Dr. Field studies how agricultural and engineered systems can contribute to climate change mitigation, carbon sequestration, and negative emissions. Originally trained in engineering, John joined the Paustian group at the CSU Natural Resource Ecology Laboratory (NREL) as a student in the Multidisciplinary Approaches to Sustainable Bioenergy NSF IGERT program, conducting dissertation research on bioenergy system lifecycle assessment. That work used the DayCent ecosystem model for bioenergy landscape design optimization, assessing where and how switchgrass could be grown to maximize climate benefits and minimize costs for a cellulosic biorefinery case study in southwestern Kansas. He also examined environmental–economic trade-offs in biochar production in the Colorado Front Range, and gasification of agricultural wastes for electricity production in Southeast Asia.
Today he serves at the project manager and an environmental sustainability team lead for the Bioenergy Alliance Network of the Rockies (BANR), a USDA-NIFA CAP consortium studying the viability and sustainability of utilizing beetle-killed wood as a feedstock for carbon-negative bioenergy production. He also leads two smaller projects studying the potential for cellulosic feedstock crop cultivation on marginal and abandoned cropland.
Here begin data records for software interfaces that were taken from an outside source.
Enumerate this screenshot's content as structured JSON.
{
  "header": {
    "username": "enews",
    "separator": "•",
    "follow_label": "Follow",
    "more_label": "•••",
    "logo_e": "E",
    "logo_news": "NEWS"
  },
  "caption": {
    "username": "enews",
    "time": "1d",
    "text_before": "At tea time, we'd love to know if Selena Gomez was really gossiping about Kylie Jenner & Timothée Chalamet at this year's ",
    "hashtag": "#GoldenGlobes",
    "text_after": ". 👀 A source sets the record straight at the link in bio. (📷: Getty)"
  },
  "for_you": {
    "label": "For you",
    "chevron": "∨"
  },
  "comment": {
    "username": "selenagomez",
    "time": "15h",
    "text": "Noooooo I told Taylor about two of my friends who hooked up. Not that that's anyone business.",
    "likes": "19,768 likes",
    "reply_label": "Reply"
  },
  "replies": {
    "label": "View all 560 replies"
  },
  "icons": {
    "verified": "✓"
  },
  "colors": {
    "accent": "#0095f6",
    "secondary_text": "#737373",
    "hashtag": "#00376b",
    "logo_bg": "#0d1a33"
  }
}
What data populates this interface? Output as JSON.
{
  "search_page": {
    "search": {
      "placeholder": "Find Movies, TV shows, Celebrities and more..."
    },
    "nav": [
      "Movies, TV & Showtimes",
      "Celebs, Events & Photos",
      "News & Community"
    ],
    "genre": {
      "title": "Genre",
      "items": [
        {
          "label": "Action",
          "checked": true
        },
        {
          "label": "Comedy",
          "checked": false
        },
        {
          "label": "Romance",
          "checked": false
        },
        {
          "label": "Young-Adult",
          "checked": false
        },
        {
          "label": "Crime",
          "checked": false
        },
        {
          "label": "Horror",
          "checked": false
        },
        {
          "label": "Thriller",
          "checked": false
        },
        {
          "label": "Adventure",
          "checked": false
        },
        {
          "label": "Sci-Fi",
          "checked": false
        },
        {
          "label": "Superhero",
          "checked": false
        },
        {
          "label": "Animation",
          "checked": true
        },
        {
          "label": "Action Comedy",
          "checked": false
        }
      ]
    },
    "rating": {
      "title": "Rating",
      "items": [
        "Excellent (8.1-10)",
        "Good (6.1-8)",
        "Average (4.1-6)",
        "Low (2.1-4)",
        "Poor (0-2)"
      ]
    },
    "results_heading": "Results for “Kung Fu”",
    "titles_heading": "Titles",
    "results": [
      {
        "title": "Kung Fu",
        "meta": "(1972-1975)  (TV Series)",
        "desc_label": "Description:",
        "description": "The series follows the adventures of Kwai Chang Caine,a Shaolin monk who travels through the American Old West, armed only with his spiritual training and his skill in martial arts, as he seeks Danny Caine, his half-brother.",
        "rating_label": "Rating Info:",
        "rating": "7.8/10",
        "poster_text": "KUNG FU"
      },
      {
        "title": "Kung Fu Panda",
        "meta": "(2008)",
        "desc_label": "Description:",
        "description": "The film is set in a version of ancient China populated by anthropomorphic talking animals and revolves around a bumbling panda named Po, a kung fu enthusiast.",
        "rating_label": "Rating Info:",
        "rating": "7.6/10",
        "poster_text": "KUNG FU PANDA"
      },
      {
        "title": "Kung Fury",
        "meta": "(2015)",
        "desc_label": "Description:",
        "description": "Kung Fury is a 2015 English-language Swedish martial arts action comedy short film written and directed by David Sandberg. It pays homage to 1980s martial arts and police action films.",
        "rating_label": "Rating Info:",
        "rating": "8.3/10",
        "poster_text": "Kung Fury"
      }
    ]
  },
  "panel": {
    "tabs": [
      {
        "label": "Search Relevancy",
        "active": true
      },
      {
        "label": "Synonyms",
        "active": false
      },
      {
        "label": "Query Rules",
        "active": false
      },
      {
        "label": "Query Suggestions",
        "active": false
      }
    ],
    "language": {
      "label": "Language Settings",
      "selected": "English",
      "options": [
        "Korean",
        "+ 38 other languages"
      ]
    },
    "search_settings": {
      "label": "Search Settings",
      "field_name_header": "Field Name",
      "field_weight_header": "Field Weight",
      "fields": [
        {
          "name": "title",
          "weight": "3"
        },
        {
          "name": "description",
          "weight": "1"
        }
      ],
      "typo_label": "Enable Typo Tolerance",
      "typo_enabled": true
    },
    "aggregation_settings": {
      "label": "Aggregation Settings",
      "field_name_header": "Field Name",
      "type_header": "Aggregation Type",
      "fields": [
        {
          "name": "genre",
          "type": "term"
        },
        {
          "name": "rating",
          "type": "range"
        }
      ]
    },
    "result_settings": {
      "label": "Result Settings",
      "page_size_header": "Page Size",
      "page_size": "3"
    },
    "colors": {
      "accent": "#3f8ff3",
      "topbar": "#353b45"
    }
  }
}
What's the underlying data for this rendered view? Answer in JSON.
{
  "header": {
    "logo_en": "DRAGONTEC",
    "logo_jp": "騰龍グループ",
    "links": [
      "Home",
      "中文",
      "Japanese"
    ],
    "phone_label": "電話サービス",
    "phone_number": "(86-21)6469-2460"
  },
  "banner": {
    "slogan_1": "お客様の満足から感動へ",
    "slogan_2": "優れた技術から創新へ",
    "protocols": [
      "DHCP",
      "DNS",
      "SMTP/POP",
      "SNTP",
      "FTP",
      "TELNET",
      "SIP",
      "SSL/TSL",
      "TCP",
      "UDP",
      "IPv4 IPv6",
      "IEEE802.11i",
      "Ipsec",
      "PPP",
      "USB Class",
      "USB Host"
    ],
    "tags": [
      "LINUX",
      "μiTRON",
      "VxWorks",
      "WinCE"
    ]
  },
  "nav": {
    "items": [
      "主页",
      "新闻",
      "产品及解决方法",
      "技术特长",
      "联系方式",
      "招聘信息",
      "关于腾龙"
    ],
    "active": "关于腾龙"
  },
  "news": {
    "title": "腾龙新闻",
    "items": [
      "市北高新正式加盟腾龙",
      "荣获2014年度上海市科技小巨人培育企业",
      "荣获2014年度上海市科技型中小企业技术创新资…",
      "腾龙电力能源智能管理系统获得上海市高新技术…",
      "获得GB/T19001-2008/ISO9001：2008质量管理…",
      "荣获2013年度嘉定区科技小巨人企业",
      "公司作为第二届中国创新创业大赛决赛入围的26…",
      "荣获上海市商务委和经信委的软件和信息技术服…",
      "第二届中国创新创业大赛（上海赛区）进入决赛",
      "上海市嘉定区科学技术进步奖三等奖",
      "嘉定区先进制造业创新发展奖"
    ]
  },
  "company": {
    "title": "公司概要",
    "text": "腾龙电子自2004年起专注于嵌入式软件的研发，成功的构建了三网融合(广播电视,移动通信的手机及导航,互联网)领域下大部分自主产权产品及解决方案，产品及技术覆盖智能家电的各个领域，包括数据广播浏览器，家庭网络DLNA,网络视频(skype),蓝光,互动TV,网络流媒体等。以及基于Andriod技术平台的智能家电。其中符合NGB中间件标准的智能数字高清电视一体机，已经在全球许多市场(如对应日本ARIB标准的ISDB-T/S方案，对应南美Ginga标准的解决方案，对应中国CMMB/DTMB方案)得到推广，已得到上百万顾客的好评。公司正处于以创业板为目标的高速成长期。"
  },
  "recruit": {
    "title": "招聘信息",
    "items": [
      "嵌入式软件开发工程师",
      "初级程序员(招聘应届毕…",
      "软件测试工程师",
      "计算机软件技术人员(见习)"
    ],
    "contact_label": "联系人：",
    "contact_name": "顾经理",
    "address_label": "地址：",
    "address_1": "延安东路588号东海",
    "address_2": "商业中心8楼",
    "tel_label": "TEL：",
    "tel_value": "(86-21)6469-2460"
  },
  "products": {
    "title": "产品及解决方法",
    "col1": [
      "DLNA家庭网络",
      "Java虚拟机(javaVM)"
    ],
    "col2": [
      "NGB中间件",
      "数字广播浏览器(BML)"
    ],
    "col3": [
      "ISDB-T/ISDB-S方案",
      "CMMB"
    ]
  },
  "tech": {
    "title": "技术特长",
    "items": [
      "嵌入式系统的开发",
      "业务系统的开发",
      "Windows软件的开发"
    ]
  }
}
He is particularly interested in interactions between bioenergy system scale and climate mitigation performance, as well as how natural and engineered climate solutions might optimally co-exist.
Bioenergy Alliance Network of the Rockies: http://banr.nrel.colostate.edu/
MASBioenergy IGERT program: http://bioenergy-igert.colostate.edu/
Google Scholar: https://scholar.google.com/citations?user=OAdYWzoAAAAJ&hl=en
Role(s) in BANR: Project Manager, investigator on Task 3 activities related to life cycle assessment (LCA) and ecosystem modeling.